# Instructions for the task
Look through the records and copy every line in which "최근결산" appears.

───── Data shown ─────

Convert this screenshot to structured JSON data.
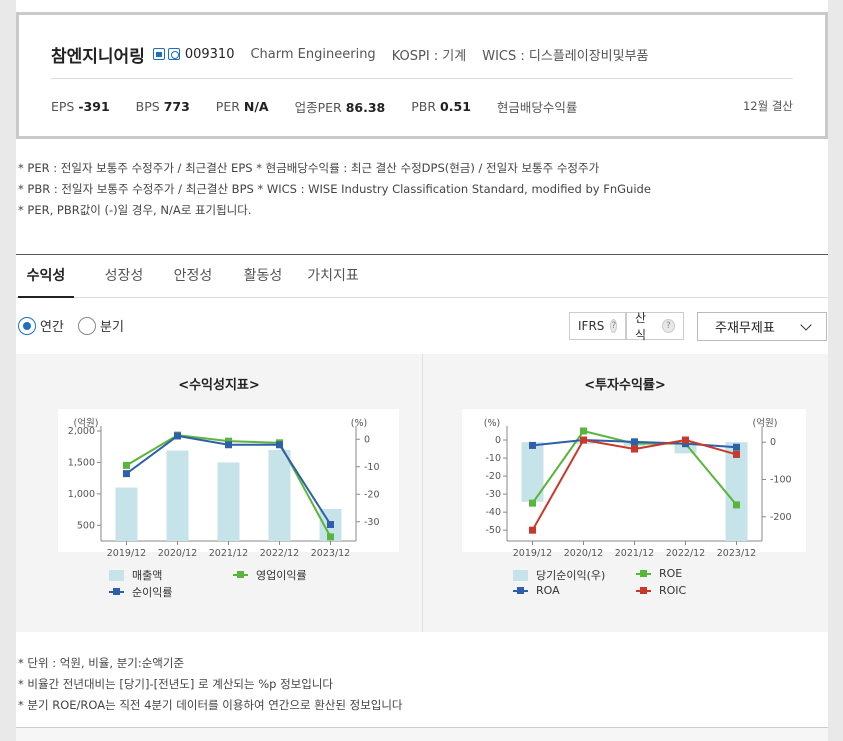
{
  "company": {
    "name": "참엔지니어링",
    "code": "009310",
    "english_name": "Charm Engineering",
    "market": "KOSPI : 기계",
    "wics": "WICS : 디스플레이장비및부품",
    "icons": [
      "home-icon",
      "ir-icon"
    ]
  },
  "metrics": [
    {
      "label": "EPS",
      "value": "-391"
    },
    {
      "label": "BPS",
      "value": "773"
    },
    {
      "label": "PER",
      "value": "N/A"
    },
    {
      "label": "업종PER",
      "value": "86.38"
    },
    {
      "label": "PBR",
      "value": "0.51"
    },
    {
      "label": "현금배당수익률",
      "value": ""
    }
  ],
  "settlement": "12월 결산",
  "notes": [
    "* PER : 전일자 보통주 수정주가 / 최근결산 EPS * 현금배당수익률 : 최근 결산 수정DPS(현금) / 전일자 보통주 수정주가",
    "* PBR : 전일자 보통주 수정주가 / 최근결산 BPS * WICS : WISE Industry Classification Standard, modified by FnGuide",
    "* PER, PBR값이 (-)일 경우, N/A로 표기됩니다."
  ],
  "tabs": [
    "수익성",
    "성장성",
    "안정성",
    "활동성",
    "가치지표"
  ],
  "active_tab": 0,
  "period_options": [
    "연간",
    "분기"
  ],
  "selected_period": "연간",
  "buttons": {
    "ifrs": "IFRS",
    "formula": "산식",
    "help": "?"
  },
  "statement_select": "주재무제표",
  "colors": {
    "bar": "#c7e3ea",
    "green": "#5ab53c",
    "blue": "#2e5fa8",
    "red": "#c8392b",
    "accent": "#1f6fbf"
  },
  "chart_data": [
    {
      "type": "bar+line",
      "title": "<수익성지표>",
      "categories": [
        "2019/12",
        "2020/12",
        "2021/12",
        "2022/12",
        "2023/12"
      ],
      "left_axis": {
        "label": "(억원)",
        "ticks": [
          "2,000",
          "1,500",
          "1,000",
          "500"
        ],
        "ylim": [
          250,
          2000
        ]
      },
      "right_axis": {
        "label": "(%)",
        "ticks": [
          "0",
          "-10",
          "-20",
          "-30"
        ],
        "ylim": [
          -37,
          3
        ]
      },
      "bars": {
        "name": "매출액",
        "axis": "left",
        "values": [
          1100,
          1690,
          1500,
          1700,
          760
        ]
      },
      "series": [
        {
          "name": "영업이익률",
          "axis": "right",
          "color": "#5ab53c",
          "values": [
            -9.5,
            1.5,
            -0.7,
            -1.3,
            -35.5
          ]
        },
        {
          "name": "순이익률",
          "axis": "right",
          "color": "#2e5fa8",
          "values": [
            -12.5,
            1.2,
            -2.0,
            -2.0,
            -31.0
          ]
        }
      ],
      "legend": [
        "매출액",
        "영업이익률",
        "순이익률"
      ]
    },
    {
      "type": "bar+line",
      "title": "<투자수익률>",
      "categories": [
        "2019/12",
        "2020/12",
        "2021/12",
        "2022/12",
        "2023/12"
      ],
      "left_axis": {
        "label": "(%)",
        "ticks": [
          "0",
          "-10",
          "-20",
          "-30",
          "-40",
          "-50"
        ],
        "ylim": [
          -56,
          5
        ]
      },
      "right_axis": {
        "label": "(억원)",
        "ticks": [
          "0",
          "-100",
          "-200"
        ],
        "ylim": [
          -265,
          30
        ]
      },
      "bars": {
        "name": "당기순이익(우)",
        "axis": "right",
        "values": [
          -160,
          -5,
          -10,
          -30,
          -265
        ]
      },
      "series": [
        {
          "name": "ROE",
          "axis": "left",
          "color": "#5ab53c",
          "values": [
            -35,
            5,
            -2,
            -2,
            -36
          ]
        },
        {
          "name": "ROA",
          "axis": "left",
          "color": "#2e5fa8",
          "values": [
            -3,
            0,
            -1,
            -2,
            -4
          ]
        },
        {
          "name": "ROIC",
          "axis": "left",
          "color": "#c8392b",
          "values": [
            -50,
            0,
            -5,
            0,
            -8
          ]
        }
      ],
      "legend": [
        "당기순이익(우)",
        "ROE",
        "ROA",
        "ROIC"
      ]
    }
  ],
  "footer_notes": [
    "* 단위 : 억원, 비율, 분기:순액기준",
    "* 비율간 전년대비는 [당기]-[전년도] 로 계산되는 %p 정보입니다",
    "* 분기 ROE/ROA는 직전 4분기 데이터를 이용하여 연간으로 환산된 정보입니다"
  ]
}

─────

# Written reply
    "* PER : 전일자 보통주 수정주가 / 최근결산 EPS * 현금배당수익률 : 최근 결산 수정DPS(현금) / 전일자 보통주 수정주가",
    "* PBR : 전일자 보통주 수정주가 / 최근결산 BPS * WICS : WISE Industry Classification Standard, modified by FnGuide",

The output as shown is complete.